I think the most beautiful thing about The Masters tournament is that once you win, you’re in for life.

One of the coolest aspects of the tournament is seeing all of the past winners come back and compete year after year. It doesn’t matter how old they are or how competitive they’ve been in other tournaments. If you’ve won a Masters Tournament before then you’re allowed to come back and compete in every Masters Tournament after that.

Not every golf tournament works this way. For most other tournaments you must qualify to be able to compete. You have to be playing at a top level to be extended an invitation to play.

But there is no expiration date on the rewards of a Masters victory.

This too is The Master’s Invitation to us – once you win, you’re in for eternity. Continue reading

The Story Never Ends

(It’s WrestleWeek on POP GOD! In celebration of WrestleMania 32 this Sunday we’ll be looking at the intersection of faith and wrestling. You don’t have to be a fan to hop in the ring on this journey. Read on to see how this fake sport provides real lessons for anyone who’s ever grappled with God.)

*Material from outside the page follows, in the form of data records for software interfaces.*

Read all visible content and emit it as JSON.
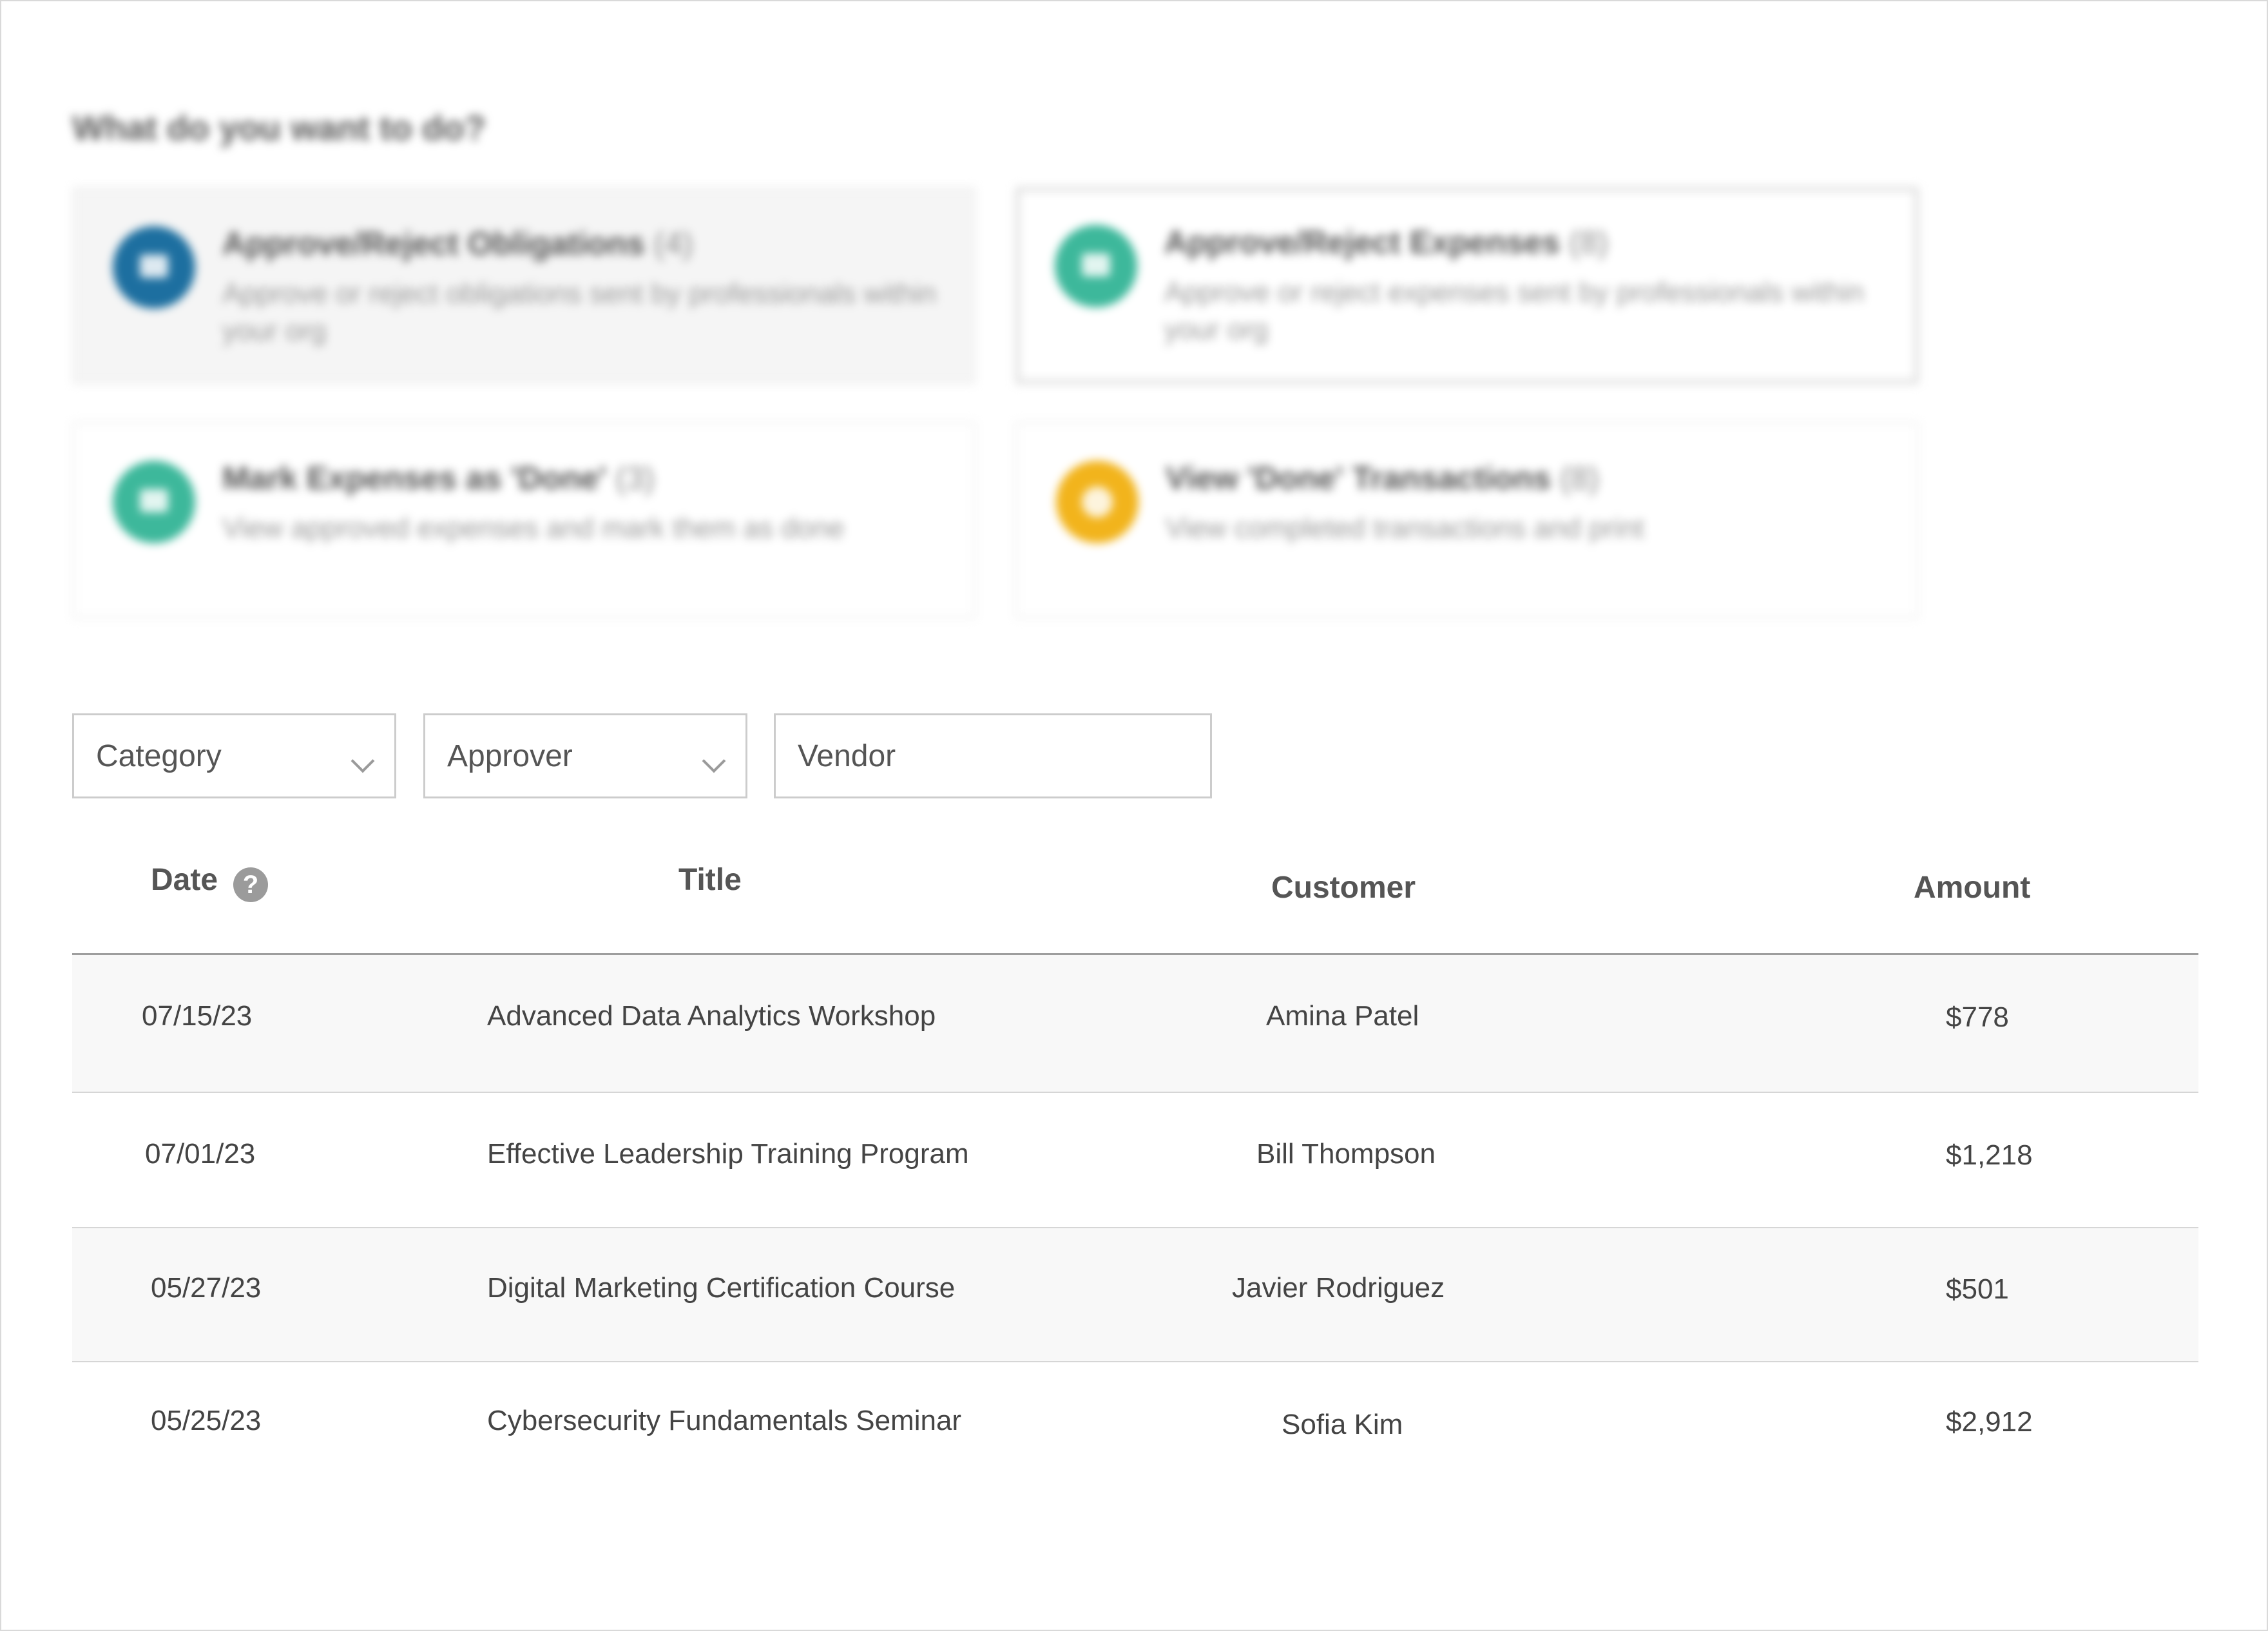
{
  "prompt": "What do you want to do?",
  "actions": [
    {
      "title": "Approve/Reject Obligations",
      "count": "(4)",
      "description": "Approve or reject obligations sent by professionals within your org",
      "icon": "document-icon",
      "color": "#1d6fa0"
    },
    {
      "title": "Approve/Reject Expenses",
      "count": "(8)",
      "description": "Approve or reject expenses sent by professionals within your org",
      "icon": "money-icon",
      "color": "#3db89b"
    },
    {
      "title": "Mark Expenses as 'Done'",
      "count": "(3)",
      "description": "View approved expenses and mark them as done",
      "icon": "money-icon",
      "color": "#3db89b"
    },
    {
      "title": "View 'Done' Transactions",
      "count": "(8)",
      "description": "View completed transactions and print",
      "icon": "checkmark-icon",
      "color": "#f2b41c"
    }
  ],
  "filters": {
    "category": "Category",
    "approver": "Approver",
    "vendor": "Vendor"
  },
  "table": {
    "headers": {
      "date": "Date",
      "title": "Title",
      "customer": "Customer",
      "amount": "Amount"
    },
    "help_glyph": "?",
    "rows": [
      {
        "date": "07/15/23",
        "title": "Advanced Data Analytics Workshop",
        "customer": "Amina Patel",
        "amount": "$778"
      },
      {
        "date": "07/01/23",
        "title": "Effective Leadership Training Program",
        "customer": "Bill Thompson",
        "amount": "$1,218"
      },
      {
        "date": "05/27/23",
        "title": "Digital Marketing Certification Course",
        "customer": "Javier Rodriguez",
        "amount": "$501"
      },
      {
        "date": "05/25/23",
        "title": "Cybersecurity Fundamentals Seminar",
        "customer": "Sofia Kim",
        "amount": "$2,912"
      }
    ]
  }
}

wm main eventOn Sunday April 6th, 100,000 people of all ages, races, genders and nationalities will congregate upon Cowboys Stadium in Dallas. This happening could possibly set an indoor attendance record. The fans crowded in will scream and cheer for 6 hours until the main event where 2 middle aged warriors will set foot in a predetermined battle inside a structure known as “Hell In A Cell”.

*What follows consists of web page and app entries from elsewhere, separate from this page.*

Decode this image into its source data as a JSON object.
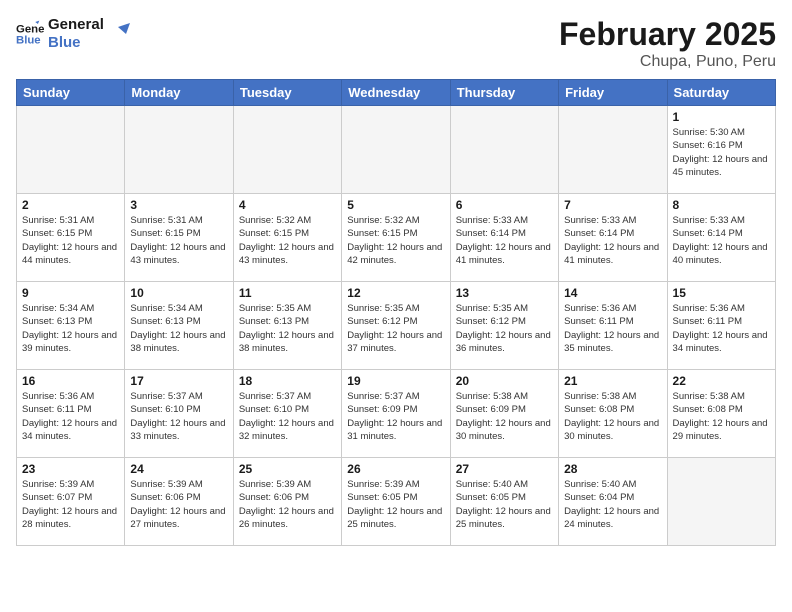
{
  "header": {
    "logo_line1": "General",
    "logo_line2": "Blue",
    "title": "February 2025",
    "subtitle": "Chupa, Puno, Peru"
  },
  "days_of_week": [
    "Sunday",
    "Monday",
    "Tuesday",
    "Wednesday",
    "Thursday",
    "Friday",
    "Saturday"
  ],
  "weeks": [
    [
      {
        "day": null,
        "info": null
      },
      {
        "day": null,
        "info": null
      },
      {
        "day": null,
        "info": null
      },
      {
        "day": null,
        "info": null
      },
      {
        "day": null,
        "info": null
      },
      {
        "day": null,
        "info": null
      },
      {
        "day": "1",
        "info": "Sunrise: 5:30 AM\nSunset: 6:16 PM\nDaylight: 12 hours\nand 45 minutes."
      }
    ],
    [
      {
        "day": "2",
        "info": "Sunrise: 5:31 AM\nSunset: 6:15 PM\nDaylight: 12 hours\nand 44 minutes."
      },
      {
        "day": "3",
        "info": "Sunrise: 5:31 AM\nSunset: 6:15 PM\nDaylight: 12 hours\nand 43 minutes."
      },
      {
        "day": "4",
        "info": "Sunrise: 5:32 AM\nSunset: 6:15 PM\nDaylight: 12 hours\nand 43 minutes."
      },
      {
        "day": "5",
        "info": "Sunrise: 5:32 AM\nSunset: 6:15 PM\nDaylight: 12 hours\nand 42 minutes."
      },
      {
        "day": "6",
        "info": "Sunrise: 5:33 AM\nSunset: 6:14 PM\nDaylight: 12 hours\nand 41 minutes."
      },
      {
        "day": "7",
        "info": "Sunrise: 5:33 AM\nSunset: 6:14 PM\nDaylight: 12 hours\nand 41 minutes."
      },
      {
        "day": "8",
        "info": "Sunrise: 5:33 AM\nSunset: 6:14 PM\nDaylight: 12 hours\nand 40 minutes."
      }
    ],
    [
      {
        "day": "9",
        "info": "Sunrise: 5:34 AM\nSunset: 6:13 PM\nDaylight: 12 hours\nand 39 minutes."
      },
      {
        "day": "10",
        "info": "Sunrise: 5:34 AM\nSunset: 6:13 PM\nDaylight: 12 hours\nand 38 minutes."
      },
      {
        "day": "11",
        "info": "Sunrise: 5:35 AM\nSunset: 6:13 PM\nDaylight: 12 hours\nand 38 minutes."
      },
      {
        "day": "12",
        "info": "Sunrise: 5:35 AM\nSunset: 6:12 PM\nDaylight: 12 hours\nand 37 minutes."
      },
      {
        "day": "13",
        "info": "Sunrise: 5:35 AM\nSunset: 6:12 PM\nDaylight: 12 hours\nand 36 minutes."
      },
      {
        "day": "14",
        "info": "Sunrise: 5:36 AM\nSunset: 6:11 PM\nDaylight: 12 hours\nand 35 minutes."
      },
      {
        "day": "15",
        "info": "Sunrise: 5:36 AM\nSunset: 6:11 PM\nDaylight: 12 hours\nand 34 minutes."
      }
    ],
    [
      {
        "day": "16",
        "info": "Sunrise: 5:36 AM\nSunset: 6:11 PM\nDaylight: 12 hours\nand 34 minutes."
      },
      {
        "day": "17",
        "info": "Sunrise: 5:37 AM\nSunset: 6:10 PM\nDaylight: 12 hours\nand 33 minutes."
      },
      {
        "day": "18",
        "info": "Sunrise: 5:37 AM\nSunset: 6:10 PM\nDaylight: 12 hours\nand 32 minutes."
      },
      {
        "day": "19",
        "info": "Sunrise: 5:37 AM\nSunset: 6:09 PM\nDaylight: 12 hours\nand 31 minutes."
      },
      {
        "day": "20",
        "info": "Sunrise: 5:38 AM\nSunset: 6:09 PM\nDaylight: 12 hours\nand 30 minutes."
      },
      {
        "day": "21",
        "info": "Sunrise: 5:38 AM\nSunset: 6:08 PM\nDaylight: 12 hours\nand 30 minutes."
      },
      {
        "day": "22",
        "info": "Sunrise: 5:38 AM\nSunset: 6:08 PM\nDaylight: 12 hours\nand 29 minutes."
      }
    ],
    [
      {
        "day": "23",
        "info": "Sunrise: 5:39 AM\nSunset: 6:07 PM\nDaylight: 12 hours\nand 28 minutes."
      },
      {
        "day": "24",
        "info": "Sunrise: 5:39 AM\nSunset: 6:06 PM\nDaylight: 12 hours\nand 27 minutes."
      },
      {
        "day": "25",
        "info": "Sunrise: 5:39 AM\nSunset: 6:06 PM\nDaylight: 12 hours\nand 26 minutes."
      },
      {
        "day": "26",
        "info": "Sunrise: 5:39 AM\nSunset: 6:05 PM\nDaylight: 12 hours\nand 25 minutes."
      },
      {
        "day": "27",
        "info": "Sunrise: 5:40 AM\nSunset: 6:05 PM\nDaylight: 12 hours\nand 25 minutes."
      },
      {
        "day": "28",
        "info": "Sunrise: 5:40 AM\nSunset: 6:04 PM\nDaylight: 12 hours\nand 24 minutes."
      },
      {
        "day": null,
        "info": null
      }
    ]
  ]
}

This, my friends, is WrestleMania.

If you’re not a wrestling fan this must seem bizarre to you. How is that professional wrestling can possibly draw so many fans to its biggest attraction? How is that the WWE Network is one of the top 5 streaming video services in the world? How is that WWE’s signature show “Raw” has been on the air for over 20 years and over 1,100 episodes?

The answer is actually quite simple. It’s all because in pro wrestling the story never ends. Continue reading